Putting the ‘green’ back into Skircoat

Green scheme: David Greenwood's drawings of how Skircoat's Cutting could look
Green scheme: David Greenwood's drawings of how Skircoat's Cutting could look

A retired architect has drawn up a scheme which would allow part of Skircoat Green to live up to the last part of its name, when funds would allow.

David Greenwood, of Dudwell Lane, Halifax, outlined his proposal at a recent Ward Forum meeting .

Mr Greenwood, 77, who has recently moved into the area, says the difference in the approaches of Skircoat Green is striking.

“Coming in from town, past Savile Park, you see wide compact verges, mature trees and fine houses before arriving at the compact little shopping area on Skircoat Green Road,” he said.

“However, approaching from either Dudwell Lane or Copley Lane, you can be met by traffic heading towards you from several directions at once, all negotiating the triangle, before you enter ‘The Cutting’, also known as the wind tunnel by locals.
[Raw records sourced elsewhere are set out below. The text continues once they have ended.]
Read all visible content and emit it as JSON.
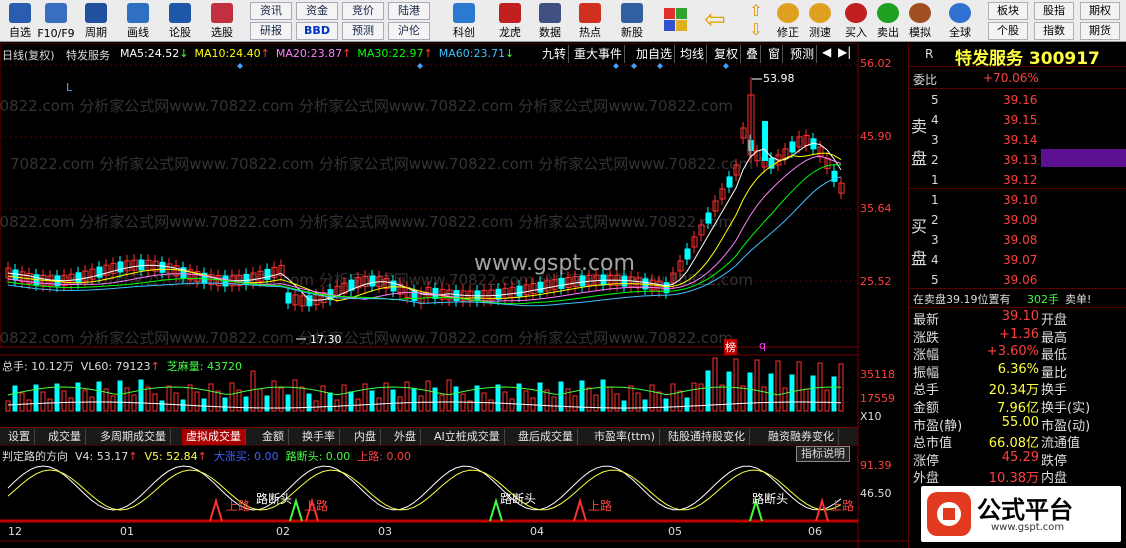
{
  "toolbar": {
    "buttons": [
      {
        "label": "自选",
        "icon": "self-select-icon",
        "color": "#2a5db0"
      },
      {
        "label": "F10/F9",
        "icon": "f10-icon",
        "color": "#3a6fc0"
      },
      {
        "label": "周期",
        "icon": "period-icon",
        "color": "#2050a0"
      },
      {
        "label": "画线",
        "icon": "draw-line-icon",
        "color": "#3070c0"
      },
      {
        "label": "论股",
        "icon": "discuss-icon",
        "color": "#1e56a8"
      },
      {
        "label": "选股",
        "icon": "stock-pick-icon",
        "color": "#c03040"
      }
    ],
    "grid_buttons": [
      {
        "label": "资讯"
      },
      {
        "label": "资金"
      },
      {
        "label": "竞价"
      },
      {
        "label": "陆港"
      },
      {
        "label": "研报"
      },
      {
        "label": "BBD"
      },
      {
        "label": "预测"
      },
      {
        "label": "沪伦"
      }
    ],
    "buttons2": [
      {
        "label": "科创",
        "icon": "kechuang-icon",
        "color": "#2a7ad0"
      },
      {
        "label": "龙虎",
        "icon": "longhu-icon",
        "color": "#c02020"
      },
      {
        "label": "数据",
        "icon": "data-icon",
        "color": "#405080"
      },
      {
        "label": "热点",
        "icon": "hot-icon",
        "color": "#d03020"
      },
      {
        "label": "新股",
        "icon": "newstock-icon",
        "color": "#3060a0"
      }
    ],
    "nav_buttons": [
      {
        "label": "修正",
        "icon": "fix-icon"
      },
      {
        "label": "测速",
        "icon": "speed-icon"
      },
      {
        "label": "买入",
        "icon": "buy-icon"
      },
      {
        "label": "卖出",
        "icon": "sell-icon"
      },
      {
        "label": "模拟",
        "icon": "simulate-icon"
      },
      {
        "label": "全球",
        "icon": "globe-icon"
      }
    ],
    "right_buttons": [
      "板块",
      "股指",
      "期权",
      "个股",
      "指数",
      "期货"
    ]
  },
  "chart": {
    "title": "日线(复权)",
    "stock_name": "特发服务",
    "ma": [
      {
        "label": "MA5:",
        "value": "24.52",
        "arrow": "↓",
        "color": "#ffffff"
      },
      {
        "label": "MA10:",
        "value": "24.40",
        "arrow": "↑",
        "color": "#ffff00"
      },
      {
        "label": "MA20:",
        "value": "23.87",
        "arrow": "↑",
        "color": "#ff80ff"
      },
      {
        "label": "MA30:",
        "value": "22.97",
        "arrow": "↑",
        "color": "#00ff00"
      },
      {
        "label": "MA60:",
        "value": "23.71",
        "arrow": "↓",
        "color": "#40c0ff"
      }
    ],
    "toolbar_right": [
      "九转",
      "重大事件",
      "加自选",
      "均线",
      "复权",
      "叠",
      "窗",
      "预测"
    ],
    "price_axis": [
      "56.02",
      "45.90",
      "35.64",
      "25.52"
    ],
    "high_label": "53.98",
    "low_label": "17.30",
    "watermark_text": "70822.com 分析家公式网www.70822.com 分析家公式网www.70822.com 分析家公式网www.70822.com",
    "watermark_site": "www.gspt.com",
    "marker_bang": "榜",
    "marker_q": "q",
    "marker_L": "L",
    "volume": {
      "label": "总手: 10.12万",
      "vl60": "VL60: 79123",
      "vl60_arrow": "↑",
      "zhima": "芝麻量: 43720",
      "axis_top": "35118",
      "axis_mid": "17559",
      "axis_unit": "X10"
    },
    "tabs": [
      "设置",
      "成交量",
      "多周期成交量",
      "虚拟成交量",
      "金额",
      "换手率",
      "内盘",
      "外盘",
      "AI立桩成交量",
      "盘后成交量",
      "市盈率(ttm)",
      "陆股通持股变化",
      "融资融券变化"
    ],
    "active_tab": "虚拟成交量",
    "indicator": {
      "title": "判定路的方向",
      "v4": "V4: 53.17",
      "v4_arrow": "↑",
      "v5": "V5: 52.84",
      "v5_arrow": "↑",
      "dazhang": "大涨买: 0.00",
      "luduan": "路断头: 0.00",
      "shanglu": "上路: 0.00",
      "help_button": "指标说明",
      "axis_top": "91.39",
      "axis_mid": "46.50",
      "labels": [
        "上路",
        "路断头",
        "上路",
        "路断头",
        "上路",
        "路断头",
        "上路"
      ]
    },
    "date_axis": [
      "12",
      "01",
      "02",
      "03",
      "04",
      "05",
      "06"
    ]
  },
  "quote": {
    "code_label": "R",
    "title": "特发服务 300917",
    "weibi_label": "委比",
    "weibi_value": "+70.06%",
    "sell_label": [
      "卖",
      "盘"
    ],
    "buy_label": [
      "买",
      "盘"
    ],
    "sells": [
      {
        "level": "5",
        "price": "39.16"
      },
      {
        "level": "4",
        "price": "39.15"
      },
      {
        "level": "3",
        "price": "39.14"
      },
      {
        "level": "2",
        "price": "39.13"
      },
      {
        "level": "1",
        "price": "39.12"
      }
    ],
    "buys": [
      {
        "level": "1",
        "price": "39.10"
      },
      {
        "level": "2",
        "price": "39.09"
      },
      {
        "level": "3",
        "price": "39.08"
      },
      {
        "level": "4",
        "price": "39.07"
      },
      {
        "level": "5",
        "price": "39.06"
      }
    ],
    "sell_info": "在卖盘39.19位置有",
    "sell_info_qty": "302手",
    "sell_info_tag": "卖单!",
    "stats": [
      {
        "k1": "最新",
        "v1": "39.10",
        "k2": "开盘",
        "c": "#ff4040"
      },
      {
        "k1": "涨跌",
        "v1": "+1.36",
        "k2": "最高",
        "c": "#ff4040"
      },
      {
        "k1": "涨幅",
        "v1": "+3.60%",
        "k2": "最低",
        "c": "#ff4040"
      },
      {
        "k1": "振幅",
        "v1": "6.36%",
        "k2": "量比",
        "c": "#ffff40"
      },
      {
        "k1": "总手",
        "v1": "20.34万",
        "k2": "换手",
        "c": "#ffff40"
      },
      {
        "k1": "金额",
        "v1": "7.96亿",
        "k2": "换手(实)",
        "c": "#ffff40"
      },
      {
        "k1": "市盈(静)",
        "v1": "55.00",
        "k2": "市盈(动)",
        "c": "#ffff40"
      },
      {
        "k1": "总市值",
        "v1": "66.08亿",
        "k2": "流通值",
        "c": "#ffff40"
      },
      {
        "k1": "涨停",
        "v1": "45.29",
        "k2": "跌停",
        "c": "#ff4040"
      },
      {
        "k1": "外盘",
        "v1": "10.38万",
        "k2": "内盘",
        "c": "#ff4040"
      }
    ],
    "logo_text": "公式平台",
    "logo_url": "www.gspt.com"
  }
}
“There you will see a long line of parked cars on each side, the pavements strewn with litter and worse, and the massively high stone walls towering over - mostly in muted shades of grey, buff and brown. Hardly Skircoat ‘Green’ - surely it doesn’t have to look so grim?” he said.
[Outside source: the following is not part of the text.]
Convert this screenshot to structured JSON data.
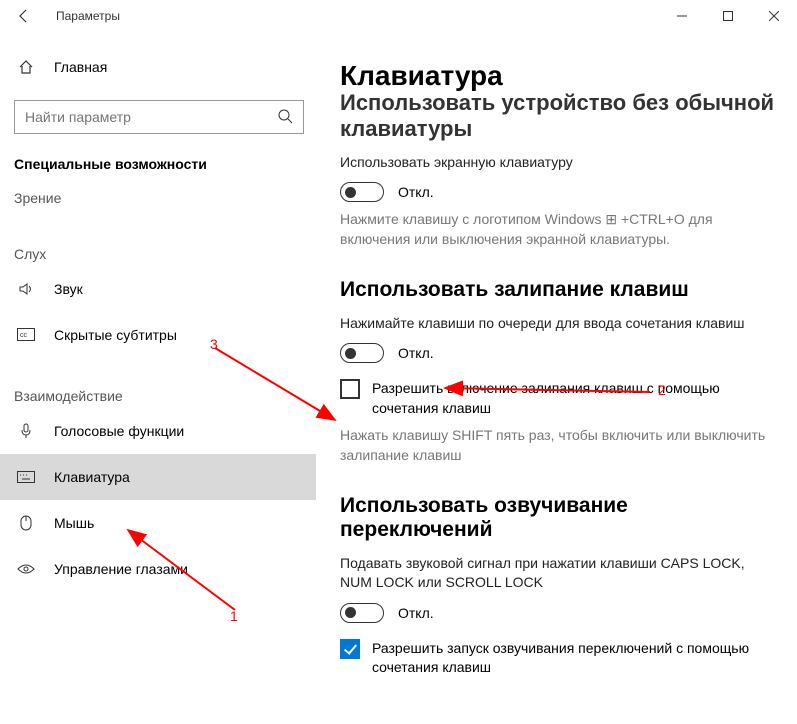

Mr Greenwood’s design would turn it into a green avenue, he believes. Just picture it - the concrete triangle replaced by a grassed and planted roundabout, a specimen tree at its centre. Two lines of trees forming the ‘avenue’, with pale green leaves and white flowers every spring. Lots more greenery cascading down the wallks. “Finally, perhaps a couple of refuges along this ‘Skircoat Green Avenue’ to provide a safer crossing, as well as discouraging the ‘boy racers’. Wouldn’t that lighten, enliven and transform The Cutting?” he said.

Mr Greenwood’s sketches are available to see on the community website, www.skircoatgreen.org.uk, and you can register your support there.

He said The Cutting dated back to the 19th century - previously it had an almost medieval appearance with houses on top of it.

It was cut to allow trams to come through to a terminus - they could not climb the hill. “There was a lot of interest at the ward forum - but there will be financial restraints,” he said.